When we look back in years to come we’ll all slap our hands to our foreheads and realise that in his crass, Beano-ish drawings Kyle Platts was actually the Pied Piper of an enormous movement in illustration. His meticulous, often hilarious work spills out of his head, past his eyes, and on to the page at such an alarming rate that it’s genuinely hard to keep up. So what books inspire a man who is fast becoming one of the most well-known illustrators in London? Read on to find out.
Ollie Schrauwen: My Boy
I came across this book at ELCAF, the publisher told me that the author Ollie Schrauwen was an interesting character and very precious with his work. So with intrigue I bought this book and was in no way disappointed. I can’t think of anyone else who could deliver beautifully rendered stories with surreal violent content whilst maintaining a very sweet sentiment.
Sean Cliver: Disposable
This is basically a catalogue of all the best skateboarding graphics ever made, starting with the early Powell Peralta and Santa Cruz boards and ending up at Chocolate and Real boards. A big chunk of my influences are in this book. Graphics by Sean Cliver and Marc McKee still make me gawp, I always enjoyed how they marry explicit content with a bright cartoon aesthetic.
Charles Harrison and Paul Wood: Art in Theory 1900 – 2000
My dyslexic brain is pushed to its limits every time I pick this thing up. I have been chipping away at this for a while now, it’s one of those essential books on your reading list when you go to art college, except I never would have read this when I was at art college. I find it fascinating to discover how movements in art were conceived and what their respective principles are.
Yayoi Kusama: Tate Catalogue
The Kusama retrospective at Tate cemented her as one of my favourite artists. I wish I had one of her Infiniti Net paintings in my house – I would get lost in there. This catalogue is the next best thing for me to get lost in. Her work has an obsessive nature and her motifs are often based on repetition which is something that has always resonated with me. Her new body of work has just been shown in New York aged 84, she’s a great inspiration as she demonstrates what a great volume of work you can create in one lifetime.
Paper Rad: Pig Tales/Cartoon Workshop
When I think about it, Paper Rad have had a pretty big influence on me. I got their book_ B.J. & da Dogs_ out of the college library and fell arse over tit into their abstract narratives and vibrant colour schemes. I don’t have that particular book now though, I just have this one which is a bit smaller and not as good.
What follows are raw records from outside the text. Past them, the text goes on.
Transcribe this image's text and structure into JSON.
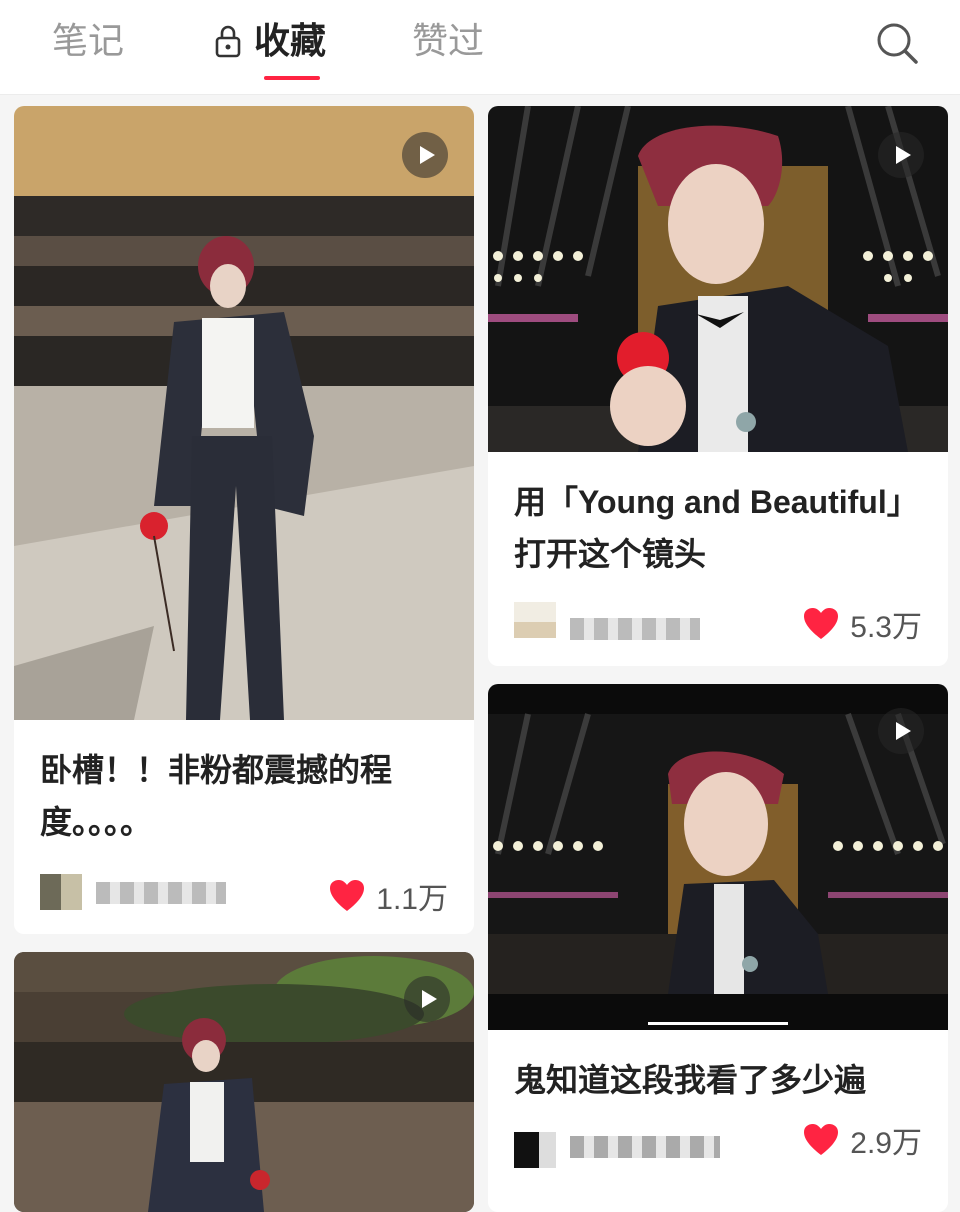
{
  "tabs": {
    "notes": "笔记",
    "favorites": "收藏",
    "liked": "赞过"
  },
  "colors": {
    "accent": "#ff2442",
    "heart": "#ff2442"
  },
  "feed": [
    {
      "title": "卧槽！！非粉都震撼的程度。。。。",
      "likes": "1.1万",
      "type": "video"
    },
    {
      "title": "用「Young and Beautiful」打开这个镜头",
      "likes": "5.3万",
      "type": "video"
    },
    {
      "title": "鬼知道这段我看了多少遍",
      "likes": "2.9万",
      "type": "video"
    },
    {
      "title": "",
      "likes": "",
      "type": "video"
    }
  ]
}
Years ago I saw one of their exhibitions here in London, which was exciting at the time because I had just moved here and I had never seen a show that distilled so much fun and humour in art.
- Parterre de Rois: the Black issue features Anish Kapoor and Nina Chanel Abney
- Noah Beckwith’s experimental approach to his “stream-of-consciousness” posters
- Talya Modlin shares illustrated gems from her sketchbook
- Seattle-based illustrator Kelly Bjork depicts languid ladies and neat interiors
- The exploratory and exciting typefaces of Out of the Dark
- MullenLowe Group’s Global Creative Officer José Miguel Sokoloff on judging CSM's degree shows
- The return of the hovering art director: we asked comic artist Nadine Redlich to peer inside agency life
- Photographer Carlota Guerrero depicts the female body as a canvas for Apartamento (NSFW)
- After Disney, Nickelodeon and Cartoon Network, Miranda Tacchia’s characters found life on Instagram
- How to go freelance: need-to-know advice from creatives who made it
- YouTube releases its first own-brand font, YouTube Sans, inspired by the play button
- Photographer Raymond Rojas captures the “magic” in Disneyland Paris